> _Directions for this task_
Return all of the entries exactly, but do not include the pictures.

*** Opening Extracted material ***

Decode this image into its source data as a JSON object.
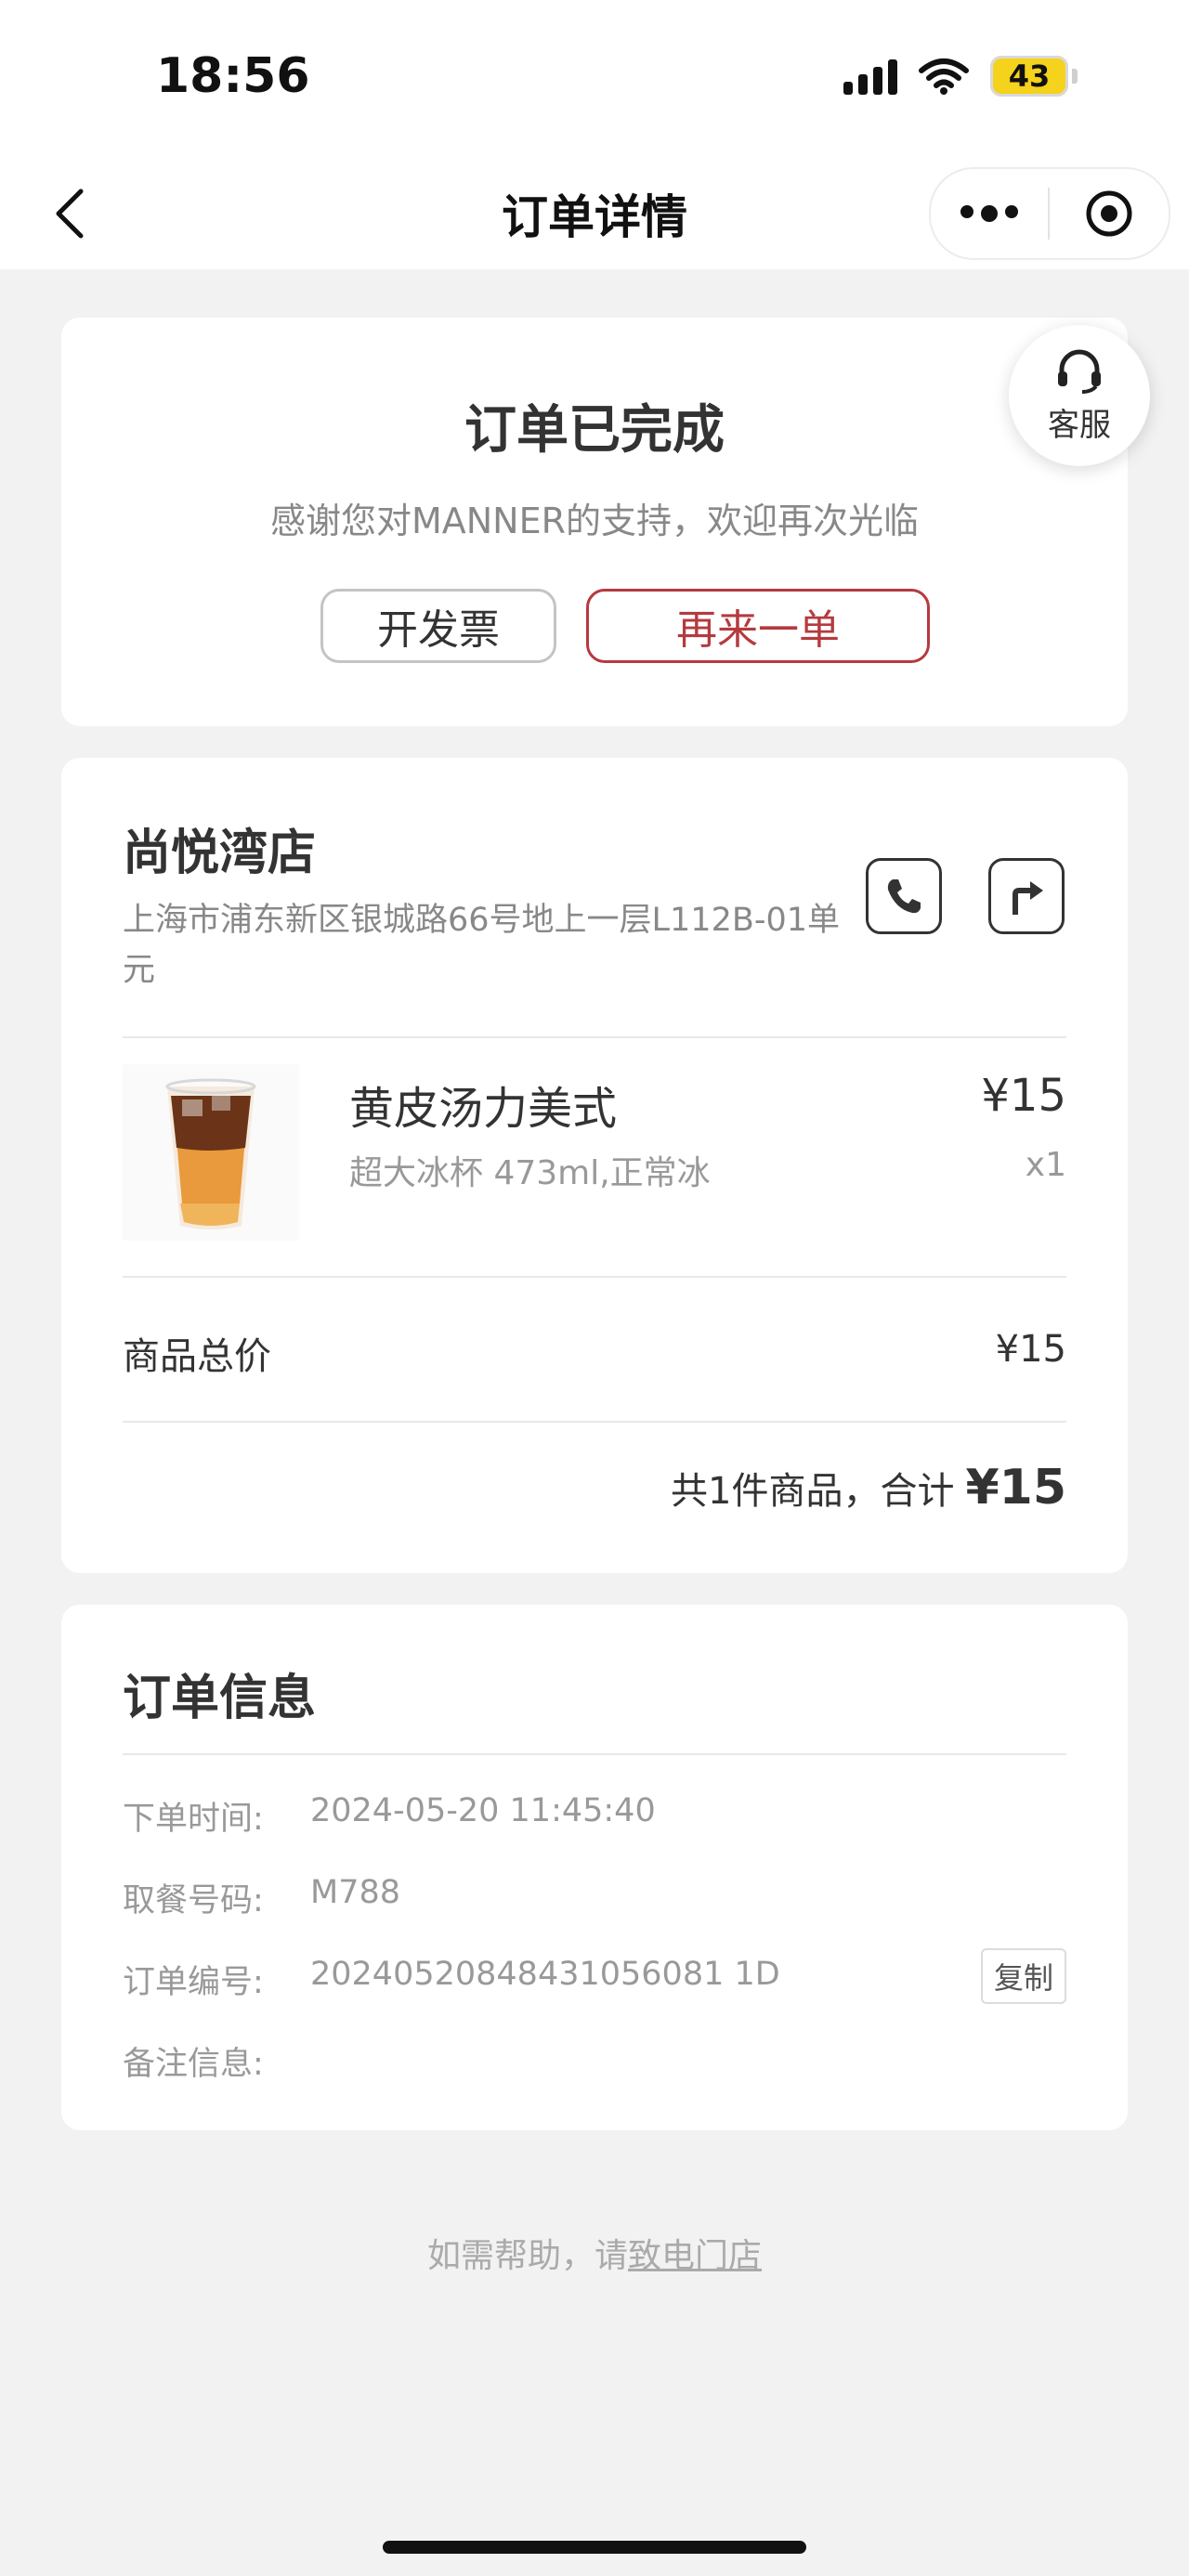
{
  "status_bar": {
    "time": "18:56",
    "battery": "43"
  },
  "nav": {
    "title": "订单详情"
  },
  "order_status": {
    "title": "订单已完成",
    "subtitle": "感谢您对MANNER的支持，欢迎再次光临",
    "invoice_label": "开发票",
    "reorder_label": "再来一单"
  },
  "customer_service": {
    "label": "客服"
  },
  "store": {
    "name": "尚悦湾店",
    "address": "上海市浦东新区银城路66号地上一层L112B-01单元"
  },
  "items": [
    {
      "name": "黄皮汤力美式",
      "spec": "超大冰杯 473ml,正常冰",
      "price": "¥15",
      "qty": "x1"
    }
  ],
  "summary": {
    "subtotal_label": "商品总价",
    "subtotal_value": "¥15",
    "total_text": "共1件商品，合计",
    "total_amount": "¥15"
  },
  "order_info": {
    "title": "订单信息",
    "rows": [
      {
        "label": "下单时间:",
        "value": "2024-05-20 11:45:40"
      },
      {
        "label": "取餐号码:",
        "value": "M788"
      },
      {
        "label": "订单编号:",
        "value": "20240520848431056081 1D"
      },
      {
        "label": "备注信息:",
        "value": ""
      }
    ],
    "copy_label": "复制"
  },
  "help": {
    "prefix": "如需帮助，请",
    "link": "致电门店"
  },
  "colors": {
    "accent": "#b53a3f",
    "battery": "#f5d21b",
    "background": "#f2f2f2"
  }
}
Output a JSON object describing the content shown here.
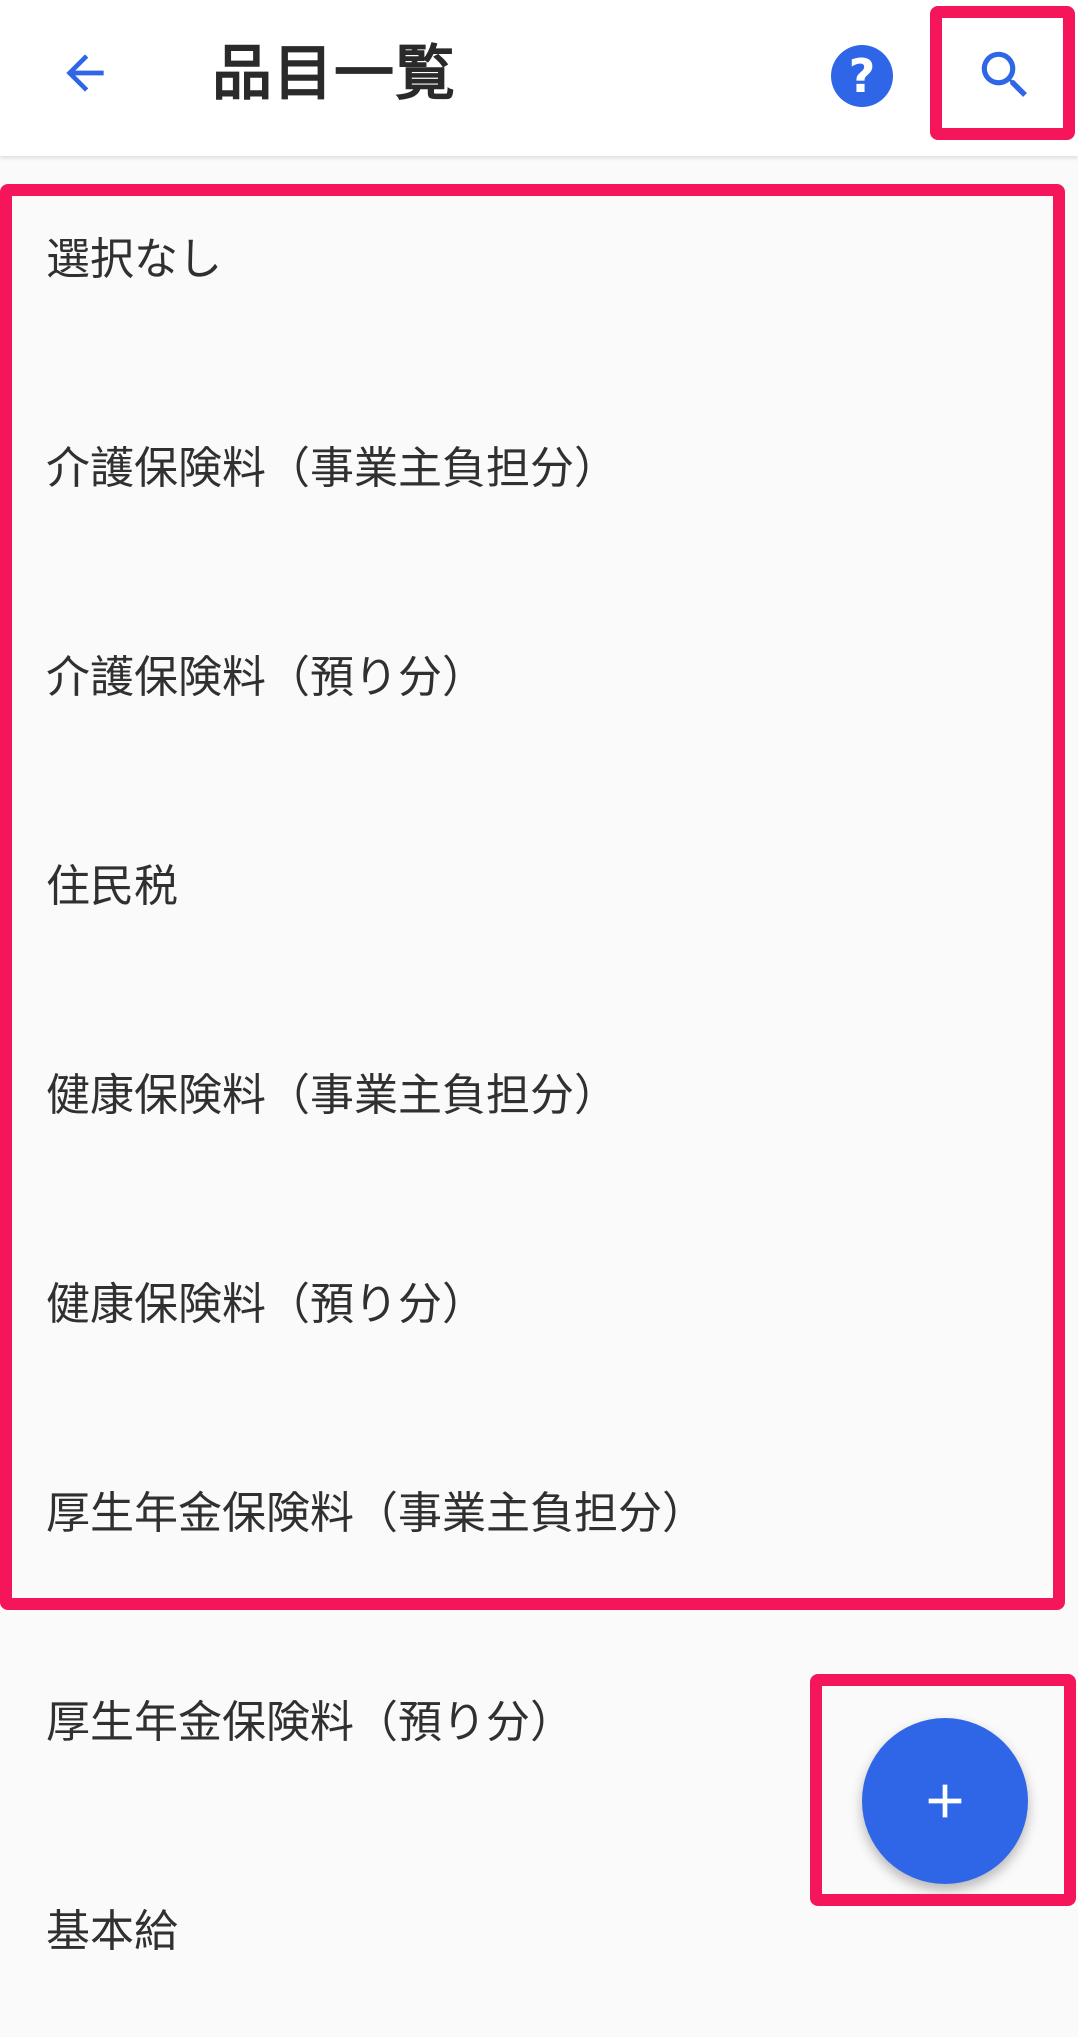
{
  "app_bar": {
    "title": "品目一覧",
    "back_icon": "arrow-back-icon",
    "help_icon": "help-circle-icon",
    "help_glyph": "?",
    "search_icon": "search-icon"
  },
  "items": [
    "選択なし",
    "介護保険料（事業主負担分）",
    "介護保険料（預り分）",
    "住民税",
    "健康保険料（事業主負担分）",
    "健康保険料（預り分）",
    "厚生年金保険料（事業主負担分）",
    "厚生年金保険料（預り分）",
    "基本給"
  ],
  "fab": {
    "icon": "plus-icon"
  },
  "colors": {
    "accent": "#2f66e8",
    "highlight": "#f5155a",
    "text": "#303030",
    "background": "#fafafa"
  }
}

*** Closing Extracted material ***

> _Answer to this problem_
Decode this image into its source data as a JSON object.
{
  "status_bar": {
    "time": "18:56",
    "battery": "43"
  },
  "nav": {
    "title": "订单详情"
  },
  "order_status": {
    "title": "订单已完成",
    "subtitle": "感谢您对MANNER的支持，欢迎再次光临",
    "invoice_label": "开发票",
    "reorder_label": "再来一单"
  },
  "customer_service": {
    "label": "客服"
  },
  "store": {
    "name": "尚悦湾店",
    "address": "上海市浦东新区银城路66号地上一层L112B-01单元"
  },
  "items": [
    {
      "name": "黄皮汤力美式",
      "spec": "超大冰杯 473ml,正常冰",
      "price": "¥15",
      "qty": "x1"
    }
  ],
  "summary": {
    "subtotal_label": "商品总价",
    "subtotal_value": "¥15",
    "total_text": "共1件商品，合计",
    "total_amount": "¥15"
  },
  "order_info": {
    "title": "订单信息",
    "rows": [
      {
        "label": "下单时间:",
        "value": "2024-05-20 11:45:40"
      },
      {
        "label": "取餐号码:",
        "value": "M788"
      },
      {
        "label": "订单编号:",
        "value": "20240520848431056081 1D"
      },
      {
        "label": "备注信息:",
        "value": ""
      }
    ],
    "copy_label": "复制"
  },
  "help": {
    "prefix": "如需帮助，请",
    "link": "致电门店"
  },
  "colors": {
    "accent": "#b53a3f",
    "battery": "#f5d21b",
    "background": "#f2f2f2"
  }
}
Output a JSON object describing the content shown here.
{
  "app_bar": {
    "title": "品目一覧",
    "back_icon": "arrow-back-icon",
    "help_icon": "help-circle-icon",
    "help_glyph": "?",
    "search_icon": "search-icon"
  },
  "items": [
    "選択なし",
    "介護保険料（事業主負担分）",
    "介護保険料（預り分）",
    "住民税",
    "健康保険料（事業主負担分）",
    "健康保険料（預り分）",
    "厚生年金保険料（事業主負担分）",
    "厚生年金保険料（預り分）",
    "基本給"
  ],
  "fab": {
    "icon": "plus-icon"
  },
  "colors": {
    "accent": "#2f66e8",
    "highlight": "#f5155a",
    "text": "#303030",
    "background": "#fafafa"
  }
}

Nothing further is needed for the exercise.